App and web page records:
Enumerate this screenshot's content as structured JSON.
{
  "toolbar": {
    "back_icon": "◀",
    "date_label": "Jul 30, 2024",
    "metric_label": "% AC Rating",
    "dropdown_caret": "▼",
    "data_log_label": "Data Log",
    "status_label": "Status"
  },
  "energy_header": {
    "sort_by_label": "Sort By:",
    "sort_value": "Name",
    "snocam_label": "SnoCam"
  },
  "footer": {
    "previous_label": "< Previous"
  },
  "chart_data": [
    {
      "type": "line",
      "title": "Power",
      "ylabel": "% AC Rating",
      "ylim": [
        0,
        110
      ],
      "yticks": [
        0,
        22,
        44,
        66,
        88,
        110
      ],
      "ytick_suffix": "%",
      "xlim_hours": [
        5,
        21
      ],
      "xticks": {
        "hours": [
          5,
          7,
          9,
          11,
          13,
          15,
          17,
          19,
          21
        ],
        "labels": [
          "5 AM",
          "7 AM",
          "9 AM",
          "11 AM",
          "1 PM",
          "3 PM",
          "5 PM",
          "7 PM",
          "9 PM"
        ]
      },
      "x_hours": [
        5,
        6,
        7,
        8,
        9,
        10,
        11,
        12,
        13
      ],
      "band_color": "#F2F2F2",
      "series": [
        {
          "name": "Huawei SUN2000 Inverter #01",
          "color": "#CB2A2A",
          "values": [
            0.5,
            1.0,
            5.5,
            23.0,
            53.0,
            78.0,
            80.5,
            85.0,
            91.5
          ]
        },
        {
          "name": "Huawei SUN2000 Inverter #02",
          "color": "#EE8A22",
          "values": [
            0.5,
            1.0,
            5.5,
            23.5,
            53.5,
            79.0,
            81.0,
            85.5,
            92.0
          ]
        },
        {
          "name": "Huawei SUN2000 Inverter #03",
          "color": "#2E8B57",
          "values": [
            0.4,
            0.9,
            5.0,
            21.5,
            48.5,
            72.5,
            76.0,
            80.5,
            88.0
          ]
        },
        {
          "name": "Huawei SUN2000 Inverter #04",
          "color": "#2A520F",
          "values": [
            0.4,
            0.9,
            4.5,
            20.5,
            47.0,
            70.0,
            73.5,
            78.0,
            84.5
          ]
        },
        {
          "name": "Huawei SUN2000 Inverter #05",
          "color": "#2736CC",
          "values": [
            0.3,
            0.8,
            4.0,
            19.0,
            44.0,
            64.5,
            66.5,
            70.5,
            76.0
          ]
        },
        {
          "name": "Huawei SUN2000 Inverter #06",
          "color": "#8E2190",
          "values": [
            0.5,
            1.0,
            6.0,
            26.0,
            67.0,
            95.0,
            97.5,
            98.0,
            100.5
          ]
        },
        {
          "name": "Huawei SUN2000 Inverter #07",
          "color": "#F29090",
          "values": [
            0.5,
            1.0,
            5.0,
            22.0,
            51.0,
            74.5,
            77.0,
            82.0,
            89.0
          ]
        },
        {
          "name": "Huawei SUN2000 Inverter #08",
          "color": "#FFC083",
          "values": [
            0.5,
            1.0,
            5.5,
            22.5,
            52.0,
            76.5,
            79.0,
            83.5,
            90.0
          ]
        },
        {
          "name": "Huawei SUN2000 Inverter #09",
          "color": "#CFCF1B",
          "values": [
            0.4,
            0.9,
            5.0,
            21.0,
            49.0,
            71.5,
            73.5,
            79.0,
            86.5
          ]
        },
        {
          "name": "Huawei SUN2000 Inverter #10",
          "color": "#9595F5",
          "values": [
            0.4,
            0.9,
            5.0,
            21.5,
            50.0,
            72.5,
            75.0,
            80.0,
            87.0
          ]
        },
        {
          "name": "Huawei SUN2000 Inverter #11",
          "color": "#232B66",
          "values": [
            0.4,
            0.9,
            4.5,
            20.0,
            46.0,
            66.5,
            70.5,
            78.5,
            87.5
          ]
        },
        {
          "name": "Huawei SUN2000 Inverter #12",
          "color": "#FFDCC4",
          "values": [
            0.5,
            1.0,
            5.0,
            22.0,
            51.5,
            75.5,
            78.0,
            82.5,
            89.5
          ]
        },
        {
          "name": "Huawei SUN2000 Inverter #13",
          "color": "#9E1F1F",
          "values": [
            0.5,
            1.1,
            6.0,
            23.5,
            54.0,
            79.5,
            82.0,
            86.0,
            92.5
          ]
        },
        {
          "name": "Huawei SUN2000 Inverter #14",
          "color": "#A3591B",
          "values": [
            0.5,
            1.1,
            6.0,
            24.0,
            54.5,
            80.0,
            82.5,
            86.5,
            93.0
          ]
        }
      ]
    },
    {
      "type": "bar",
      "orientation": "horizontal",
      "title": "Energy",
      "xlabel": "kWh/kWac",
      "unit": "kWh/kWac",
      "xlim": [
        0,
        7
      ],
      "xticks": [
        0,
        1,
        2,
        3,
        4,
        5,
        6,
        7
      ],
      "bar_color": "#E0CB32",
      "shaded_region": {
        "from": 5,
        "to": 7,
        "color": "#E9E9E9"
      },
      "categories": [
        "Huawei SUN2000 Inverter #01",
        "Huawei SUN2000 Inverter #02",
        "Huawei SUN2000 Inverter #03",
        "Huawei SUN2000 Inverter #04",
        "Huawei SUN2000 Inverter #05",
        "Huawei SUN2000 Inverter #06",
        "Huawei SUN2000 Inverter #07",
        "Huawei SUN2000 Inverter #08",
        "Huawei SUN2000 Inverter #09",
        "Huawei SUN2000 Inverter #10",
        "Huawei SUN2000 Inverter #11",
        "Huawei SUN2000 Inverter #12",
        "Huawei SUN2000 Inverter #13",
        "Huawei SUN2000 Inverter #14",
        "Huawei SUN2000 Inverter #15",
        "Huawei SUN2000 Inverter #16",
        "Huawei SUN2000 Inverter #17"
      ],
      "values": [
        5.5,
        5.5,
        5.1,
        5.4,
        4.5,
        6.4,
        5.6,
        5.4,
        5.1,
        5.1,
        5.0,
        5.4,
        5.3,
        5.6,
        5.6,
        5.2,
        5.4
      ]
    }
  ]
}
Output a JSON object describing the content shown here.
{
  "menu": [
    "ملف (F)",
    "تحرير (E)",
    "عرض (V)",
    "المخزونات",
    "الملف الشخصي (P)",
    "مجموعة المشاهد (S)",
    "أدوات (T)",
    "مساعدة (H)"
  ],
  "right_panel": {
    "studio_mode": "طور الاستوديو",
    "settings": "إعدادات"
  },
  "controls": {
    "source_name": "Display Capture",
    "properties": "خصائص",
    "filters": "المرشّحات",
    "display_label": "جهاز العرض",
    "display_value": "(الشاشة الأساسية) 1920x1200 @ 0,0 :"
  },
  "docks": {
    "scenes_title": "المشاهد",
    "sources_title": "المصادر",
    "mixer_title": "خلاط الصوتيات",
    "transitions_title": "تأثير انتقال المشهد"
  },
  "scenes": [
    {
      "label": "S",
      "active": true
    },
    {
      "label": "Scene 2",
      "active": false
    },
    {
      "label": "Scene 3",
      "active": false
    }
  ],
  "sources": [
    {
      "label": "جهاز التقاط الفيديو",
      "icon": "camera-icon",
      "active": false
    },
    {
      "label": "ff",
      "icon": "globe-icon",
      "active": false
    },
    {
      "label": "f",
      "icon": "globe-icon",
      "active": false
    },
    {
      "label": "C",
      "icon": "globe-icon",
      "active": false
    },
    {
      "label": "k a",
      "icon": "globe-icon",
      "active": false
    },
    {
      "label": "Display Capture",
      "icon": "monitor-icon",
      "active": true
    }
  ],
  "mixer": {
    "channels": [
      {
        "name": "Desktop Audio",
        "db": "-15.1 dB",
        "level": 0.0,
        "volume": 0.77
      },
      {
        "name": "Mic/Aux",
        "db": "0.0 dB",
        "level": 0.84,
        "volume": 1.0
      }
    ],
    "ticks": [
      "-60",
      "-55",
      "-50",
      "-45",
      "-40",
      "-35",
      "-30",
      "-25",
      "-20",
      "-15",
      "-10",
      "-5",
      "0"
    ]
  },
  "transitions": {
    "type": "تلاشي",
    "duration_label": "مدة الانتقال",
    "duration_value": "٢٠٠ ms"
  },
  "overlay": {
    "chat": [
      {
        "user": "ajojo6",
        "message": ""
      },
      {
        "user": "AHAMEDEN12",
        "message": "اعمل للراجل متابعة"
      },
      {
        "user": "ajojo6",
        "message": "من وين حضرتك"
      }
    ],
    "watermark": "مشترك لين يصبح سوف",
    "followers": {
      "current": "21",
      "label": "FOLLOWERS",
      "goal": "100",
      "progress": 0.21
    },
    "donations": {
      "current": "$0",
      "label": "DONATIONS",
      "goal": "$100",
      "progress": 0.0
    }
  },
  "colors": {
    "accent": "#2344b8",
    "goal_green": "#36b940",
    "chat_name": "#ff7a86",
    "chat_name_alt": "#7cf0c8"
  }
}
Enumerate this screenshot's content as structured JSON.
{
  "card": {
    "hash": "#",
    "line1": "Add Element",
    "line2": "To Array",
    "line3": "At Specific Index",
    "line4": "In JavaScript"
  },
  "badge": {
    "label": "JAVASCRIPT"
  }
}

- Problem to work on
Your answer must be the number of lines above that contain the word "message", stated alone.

- Result of the task
3